By Meghan Chua
When she was young, Elise Marifian was already curious about poverty and the major discrepancies between what people have or don’t have.
“I grew up really close by to a community that’s very, very impoverished,” Marifian said, adding that she would notice other kids in that community. “I knew, even though I was young, that the world they lived in was so different from mine, and the opportunities that I had were just not within their reach. And so I was always really curious about why those differences existed and whether or not something could be done.”
Over time, other experiences underscored that curiosity and homed in on what would eventually become the topic of her PhD dissertation. Marifian took a family trip to Armenia, her ancestral homeland, where she also saw a lot of poverty. In college, she took a macroeconomics course in the spring of 2008, right as the financial crisis was unfolding.
After college, she got a job working at the Federal Reserve Bank in its economic research division. She remembers how one day while chatting with an acquaintance, she found herself speaking passionately about educational inequities.
“It just dawned on me that I wanted to research that,” she said.
Marifian applied for the PhD program at the UW–Madison Department of Economics, attracted by its reputation as a strong department and the many world-class economics faculty who research education. Marifian added that the fact that UW–Madison has a great School of Education was also an important factor.
At UW–Madison, Marifian became part of the Wisconsin Center for Education Research’s Interdisciplinary Training Program (ITP). Funded by the U.S. Department of Education, ITP supports and trains students from a variety of disciplines who are doing education research.
“[ITP] gave me a community of researchers who think about education issues from different methodological and theoretical approaches,” Marifian said. “I think it’s so important for us, as scholars, to be exposed to work on similar topics, but that’s thought about really differently.”
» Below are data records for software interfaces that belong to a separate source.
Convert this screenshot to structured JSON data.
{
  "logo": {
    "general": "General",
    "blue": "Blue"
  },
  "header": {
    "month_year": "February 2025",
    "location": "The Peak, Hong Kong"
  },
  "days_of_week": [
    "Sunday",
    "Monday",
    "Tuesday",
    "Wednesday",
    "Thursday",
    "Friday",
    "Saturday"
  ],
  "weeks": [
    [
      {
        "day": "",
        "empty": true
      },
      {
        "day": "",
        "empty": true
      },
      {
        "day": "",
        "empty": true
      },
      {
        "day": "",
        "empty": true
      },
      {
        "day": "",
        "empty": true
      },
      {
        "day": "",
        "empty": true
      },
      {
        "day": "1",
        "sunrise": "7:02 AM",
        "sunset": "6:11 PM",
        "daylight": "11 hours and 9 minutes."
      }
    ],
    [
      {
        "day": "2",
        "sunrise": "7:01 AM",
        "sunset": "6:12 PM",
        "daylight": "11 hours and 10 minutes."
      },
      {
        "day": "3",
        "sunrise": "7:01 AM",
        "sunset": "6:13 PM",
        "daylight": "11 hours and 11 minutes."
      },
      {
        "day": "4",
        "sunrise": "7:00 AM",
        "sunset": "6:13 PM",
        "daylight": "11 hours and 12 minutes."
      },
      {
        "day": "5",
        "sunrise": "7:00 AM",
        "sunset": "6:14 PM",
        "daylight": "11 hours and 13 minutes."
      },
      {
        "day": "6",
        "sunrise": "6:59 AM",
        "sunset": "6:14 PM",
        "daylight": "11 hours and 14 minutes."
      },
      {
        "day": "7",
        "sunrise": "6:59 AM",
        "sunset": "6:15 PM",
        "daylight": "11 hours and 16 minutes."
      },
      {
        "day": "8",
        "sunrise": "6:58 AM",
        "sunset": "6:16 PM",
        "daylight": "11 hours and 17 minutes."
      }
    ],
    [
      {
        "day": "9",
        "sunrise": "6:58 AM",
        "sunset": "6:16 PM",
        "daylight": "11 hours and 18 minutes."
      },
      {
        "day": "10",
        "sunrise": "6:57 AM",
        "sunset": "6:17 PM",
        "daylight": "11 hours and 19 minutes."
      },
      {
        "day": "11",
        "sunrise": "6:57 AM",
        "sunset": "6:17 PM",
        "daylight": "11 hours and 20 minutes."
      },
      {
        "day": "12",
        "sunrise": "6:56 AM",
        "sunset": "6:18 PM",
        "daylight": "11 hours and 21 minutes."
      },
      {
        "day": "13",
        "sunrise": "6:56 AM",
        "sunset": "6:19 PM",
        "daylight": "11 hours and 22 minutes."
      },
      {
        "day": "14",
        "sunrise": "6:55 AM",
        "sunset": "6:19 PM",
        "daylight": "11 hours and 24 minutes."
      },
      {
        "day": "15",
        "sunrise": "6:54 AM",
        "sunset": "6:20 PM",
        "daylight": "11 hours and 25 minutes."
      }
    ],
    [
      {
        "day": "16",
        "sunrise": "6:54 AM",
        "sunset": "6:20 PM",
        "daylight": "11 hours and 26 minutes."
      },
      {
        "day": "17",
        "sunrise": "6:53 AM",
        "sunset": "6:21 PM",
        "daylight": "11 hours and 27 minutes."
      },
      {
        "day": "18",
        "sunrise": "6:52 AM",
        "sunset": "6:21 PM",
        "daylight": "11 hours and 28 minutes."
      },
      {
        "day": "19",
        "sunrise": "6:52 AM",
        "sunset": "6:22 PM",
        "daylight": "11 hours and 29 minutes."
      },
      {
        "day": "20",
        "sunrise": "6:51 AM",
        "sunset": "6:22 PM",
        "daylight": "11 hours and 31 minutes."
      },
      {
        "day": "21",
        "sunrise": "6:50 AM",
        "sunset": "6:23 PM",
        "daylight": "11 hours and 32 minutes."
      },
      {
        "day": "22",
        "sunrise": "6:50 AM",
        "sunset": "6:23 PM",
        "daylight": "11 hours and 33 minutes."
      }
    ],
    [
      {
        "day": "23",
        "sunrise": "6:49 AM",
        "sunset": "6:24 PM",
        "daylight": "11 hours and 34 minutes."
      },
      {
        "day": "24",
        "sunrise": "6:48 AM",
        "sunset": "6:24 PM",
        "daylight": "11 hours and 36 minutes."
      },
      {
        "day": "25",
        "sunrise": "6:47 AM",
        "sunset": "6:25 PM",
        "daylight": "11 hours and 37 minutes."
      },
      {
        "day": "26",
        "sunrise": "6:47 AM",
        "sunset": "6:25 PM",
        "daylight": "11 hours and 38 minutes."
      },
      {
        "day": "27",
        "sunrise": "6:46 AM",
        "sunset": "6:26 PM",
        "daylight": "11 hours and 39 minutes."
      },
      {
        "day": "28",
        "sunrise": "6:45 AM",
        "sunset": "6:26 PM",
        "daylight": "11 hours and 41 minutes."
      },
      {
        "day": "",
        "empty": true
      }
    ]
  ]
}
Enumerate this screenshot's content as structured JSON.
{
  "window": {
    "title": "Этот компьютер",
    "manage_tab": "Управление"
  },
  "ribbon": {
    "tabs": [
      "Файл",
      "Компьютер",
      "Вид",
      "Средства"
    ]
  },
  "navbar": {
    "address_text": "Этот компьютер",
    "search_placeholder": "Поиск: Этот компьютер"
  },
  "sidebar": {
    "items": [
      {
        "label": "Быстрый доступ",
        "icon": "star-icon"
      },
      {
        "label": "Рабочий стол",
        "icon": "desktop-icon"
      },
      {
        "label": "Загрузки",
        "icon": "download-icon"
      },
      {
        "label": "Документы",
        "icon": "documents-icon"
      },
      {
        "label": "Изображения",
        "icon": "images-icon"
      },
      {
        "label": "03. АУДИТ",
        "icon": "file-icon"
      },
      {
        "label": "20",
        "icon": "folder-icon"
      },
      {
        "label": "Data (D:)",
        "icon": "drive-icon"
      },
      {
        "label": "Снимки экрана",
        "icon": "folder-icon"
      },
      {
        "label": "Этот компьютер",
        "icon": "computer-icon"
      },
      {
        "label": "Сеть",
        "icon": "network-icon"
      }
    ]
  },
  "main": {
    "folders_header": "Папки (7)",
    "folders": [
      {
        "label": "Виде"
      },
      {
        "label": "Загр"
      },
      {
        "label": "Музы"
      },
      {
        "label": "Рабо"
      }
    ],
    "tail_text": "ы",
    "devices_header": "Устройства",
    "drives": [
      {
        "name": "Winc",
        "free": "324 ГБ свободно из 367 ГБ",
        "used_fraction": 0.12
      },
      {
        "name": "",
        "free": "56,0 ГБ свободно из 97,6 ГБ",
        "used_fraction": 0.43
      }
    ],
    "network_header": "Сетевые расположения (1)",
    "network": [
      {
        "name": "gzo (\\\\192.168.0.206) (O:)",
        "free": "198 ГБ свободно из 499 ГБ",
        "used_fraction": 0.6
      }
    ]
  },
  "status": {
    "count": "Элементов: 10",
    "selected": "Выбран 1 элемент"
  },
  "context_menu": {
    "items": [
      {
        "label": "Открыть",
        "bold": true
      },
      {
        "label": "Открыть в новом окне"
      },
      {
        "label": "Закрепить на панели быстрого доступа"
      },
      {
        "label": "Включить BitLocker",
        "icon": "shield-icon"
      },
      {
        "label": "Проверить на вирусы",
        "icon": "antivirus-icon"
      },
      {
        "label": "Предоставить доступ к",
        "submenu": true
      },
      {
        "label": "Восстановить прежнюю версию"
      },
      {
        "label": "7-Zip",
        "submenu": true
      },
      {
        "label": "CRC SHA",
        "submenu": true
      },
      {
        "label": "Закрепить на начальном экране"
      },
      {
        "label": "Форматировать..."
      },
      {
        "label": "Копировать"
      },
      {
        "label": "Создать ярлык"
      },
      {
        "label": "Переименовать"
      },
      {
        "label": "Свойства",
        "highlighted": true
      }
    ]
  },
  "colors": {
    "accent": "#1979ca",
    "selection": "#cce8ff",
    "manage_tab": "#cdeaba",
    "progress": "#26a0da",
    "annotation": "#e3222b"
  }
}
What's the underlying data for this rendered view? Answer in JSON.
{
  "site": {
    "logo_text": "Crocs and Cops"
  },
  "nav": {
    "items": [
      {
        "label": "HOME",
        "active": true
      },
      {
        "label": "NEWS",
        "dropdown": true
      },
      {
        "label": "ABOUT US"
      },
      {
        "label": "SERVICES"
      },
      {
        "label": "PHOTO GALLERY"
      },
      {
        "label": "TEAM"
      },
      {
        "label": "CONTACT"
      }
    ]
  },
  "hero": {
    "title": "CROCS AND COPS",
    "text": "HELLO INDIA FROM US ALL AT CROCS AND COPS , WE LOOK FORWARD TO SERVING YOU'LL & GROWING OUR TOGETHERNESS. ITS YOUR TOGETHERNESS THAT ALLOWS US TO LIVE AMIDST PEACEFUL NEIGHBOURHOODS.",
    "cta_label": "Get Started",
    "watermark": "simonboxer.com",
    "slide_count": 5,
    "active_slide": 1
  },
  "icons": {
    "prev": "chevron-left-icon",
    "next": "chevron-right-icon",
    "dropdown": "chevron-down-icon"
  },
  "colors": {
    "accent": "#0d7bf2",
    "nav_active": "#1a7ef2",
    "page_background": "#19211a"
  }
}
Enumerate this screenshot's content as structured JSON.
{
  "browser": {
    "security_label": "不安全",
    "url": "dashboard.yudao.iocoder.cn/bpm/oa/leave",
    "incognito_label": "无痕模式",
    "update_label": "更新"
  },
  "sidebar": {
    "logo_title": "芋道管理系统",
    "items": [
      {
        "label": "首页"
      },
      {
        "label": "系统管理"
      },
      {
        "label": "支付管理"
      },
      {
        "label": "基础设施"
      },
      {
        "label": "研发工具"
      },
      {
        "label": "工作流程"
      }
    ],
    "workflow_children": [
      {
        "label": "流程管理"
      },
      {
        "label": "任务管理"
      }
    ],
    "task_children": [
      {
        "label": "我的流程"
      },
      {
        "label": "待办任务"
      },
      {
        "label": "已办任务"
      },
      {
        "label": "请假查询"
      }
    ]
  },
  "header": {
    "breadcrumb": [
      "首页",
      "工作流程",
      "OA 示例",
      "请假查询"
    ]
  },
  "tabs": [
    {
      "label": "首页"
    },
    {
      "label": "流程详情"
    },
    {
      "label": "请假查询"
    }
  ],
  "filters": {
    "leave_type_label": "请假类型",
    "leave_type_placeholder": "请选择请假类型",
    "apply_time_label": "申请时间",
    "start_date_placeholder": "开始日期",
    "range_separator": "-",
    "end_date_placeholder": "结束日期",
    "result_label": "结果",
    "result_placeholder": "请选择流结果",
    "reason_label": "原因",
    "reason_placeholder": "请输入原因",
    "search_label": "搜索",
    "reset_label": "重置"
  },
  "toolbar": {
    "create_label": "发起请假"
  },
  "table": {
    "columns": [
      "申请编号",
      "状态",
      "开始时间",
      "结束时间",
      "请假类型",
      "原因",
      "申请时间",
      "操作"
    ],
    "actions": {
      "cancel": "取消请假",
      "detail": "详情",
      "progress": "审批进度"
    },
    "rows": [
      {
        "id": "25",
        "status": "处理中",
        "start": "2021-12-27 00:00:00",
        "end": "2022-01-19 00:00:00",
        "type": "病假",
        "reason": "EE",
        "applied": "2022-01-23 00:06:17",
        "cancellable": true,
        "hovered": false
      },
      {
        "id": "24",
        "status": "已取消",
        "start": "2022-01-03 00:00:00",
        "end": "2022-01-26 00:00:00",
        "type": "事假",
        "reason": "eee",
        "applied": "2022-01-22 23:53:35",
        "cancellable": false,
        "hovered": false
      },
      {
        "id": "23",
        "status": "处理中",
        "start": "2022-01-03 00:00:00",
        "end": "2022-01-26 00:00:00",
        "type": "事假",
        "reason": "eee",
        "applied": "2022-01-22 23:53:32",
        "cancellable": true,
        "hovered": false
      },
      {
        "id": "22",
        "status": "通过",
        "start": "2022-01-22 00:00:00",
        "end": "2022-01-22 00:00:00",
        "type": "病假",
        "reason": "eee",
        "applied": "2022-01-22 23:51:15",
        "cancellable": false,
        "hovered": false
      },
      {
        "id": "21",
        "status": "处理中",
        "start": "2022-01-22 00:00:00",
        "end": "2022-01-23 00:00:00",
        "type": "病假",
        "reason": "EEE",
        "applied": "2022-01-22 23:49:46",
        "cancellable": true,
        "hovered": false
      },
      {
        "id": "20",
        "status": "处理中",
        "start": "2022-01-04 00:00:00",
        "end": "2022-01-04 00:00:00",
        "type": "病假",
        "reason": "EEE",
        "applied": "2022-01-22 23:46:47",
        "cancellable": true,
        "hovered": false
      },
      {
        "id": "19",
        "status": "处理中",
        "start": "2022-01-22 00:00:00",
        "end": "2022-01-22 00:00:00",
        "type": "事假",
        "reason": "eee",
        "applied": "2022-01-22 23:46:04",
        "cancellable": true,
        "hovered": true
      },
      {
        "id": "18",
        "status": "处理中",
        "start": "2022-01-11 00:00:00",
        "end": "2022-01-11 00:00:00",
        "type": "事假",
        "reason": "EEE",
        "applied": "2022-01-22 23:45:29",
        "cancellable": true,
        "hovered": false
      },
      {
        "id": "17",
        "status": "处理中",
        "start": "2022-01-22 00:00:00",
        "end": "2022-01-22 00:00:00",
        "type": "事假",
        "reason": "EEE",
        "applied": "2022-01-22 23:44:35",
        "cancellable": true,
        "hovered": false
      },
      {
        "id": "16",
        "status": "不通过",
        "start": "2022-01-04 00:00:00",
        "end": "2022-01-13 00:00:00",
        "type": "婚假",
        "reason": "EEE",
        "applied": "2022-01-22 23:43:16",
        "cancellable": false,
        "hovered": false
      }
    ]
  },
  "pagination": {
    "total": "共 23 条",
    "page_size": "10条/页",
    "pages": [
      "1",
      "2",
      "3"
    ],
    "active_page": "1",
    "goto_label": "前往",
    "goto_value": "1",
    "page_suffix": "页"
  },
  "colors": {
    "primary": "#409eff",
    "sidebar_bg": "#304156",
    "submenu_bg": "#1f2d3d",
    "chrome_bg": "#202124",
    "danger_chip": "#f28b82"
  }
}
Marifian is also a graduate research fellow at the Institute for Research on Poverty, a research assistant at the Student Success Through Applied Research (SSTAR) Lab, and was an intern at the Division of Enrollment Management on campus, where she evaluated how Bucky’s Tuition Promise impacted enrollment in its first year. Watching financial aid processes from behind the curtain was helpful in her development as a scholar, Marifian said.
“It makes me a better researcher to learn what happens on the ground, and the practice of the stuff that I’m studying,” she said.
Now, for her dissertation, Marifian focuses on the effect of TV advertising on college enrollment decisions. She was inspired to write on the topic when she saw an ad appear on YouTube for a for-profit college.
“It was very clear that the ad was targeting certain types of individuals. I’m thinking to myself, I study education and it’s hard for me to determine, ‘Is this a legitimate school that would provide a lot of value?’” Marifian said. “How are people who are not as privileged as me, who don’t have the same resources and background, going to respond to an ad like this?”
Through an economic lens, college TV ads can be viewed as a positive or negative factor. On the positive side, Marifian said advertising can make prospective students aware of colleges that they weren’t before, and those colleges may be a good choice for them. They might also get a better sense of the characteristics of the school. On the other hand, ads that provide false or misleading information might lead students to make worse choices for themselves than they otherwise would have, leading to a negative effect.
In her work, Marifian is interested in the effect on vulnerable students, such as low-income, marginalized, and non-traditional students – all groups who may not have as much knowledge about college choices or have family members who have graduated college and can advise them.
“There are a lot of reports in the media about how these schools target veterans, people of color, and single parents,” Marifian said. “I’m interested in issues of equity in education, so I was inspired to learn how these ads are impacting students’ choices and whether or not advertising is helping them be better off or worse off.”
To get at this question for her dissertation, Marifian is developing a model of individuals’ college choices and colleges’ advertising decisions. By combining aggregate data about colleges from Department of Education surveys with detailed information about college advertisements from The Nielsen Company, she’ll be able to use the model to simulate changes in pieces of the puzzle — like government regulations of college advertising — and see how those changes might affect where students enroll in college, or how much colleges spend on advertising or charge for tuition.
Marifian received an American Educational Research Association (AERA) dissertation grant, funded by the National Science Foundation, to support this work. These competitive grants support dissertation research that examines large-scale education data, making them a perfect fit for Marifian’s project.
Before learning she had received the grant, Marifian said she had applied to many others – and was rejected. She knew she was a good fit for the AERA grant but didn’t expect to be one of this year’s nine awardees.
“I was so excited because that meant I could keep doing research and be able to really focus on it,” she said. She has also participated in an AERA professional development conference and will present her work at the upcoming AERA Annual Conference.
As someone who enjoys research, Marifian noted how important it was to her to have funding to be able to focus on her research without other work obligations.
“Having fellowship funding to be able to prioritize your research is such a privilege, and I’ve been really fortunate to have that during my time here,” she said. “I try to advocate for giving fellowships as much as possible because I think it really does make a difference. At least it did for me.”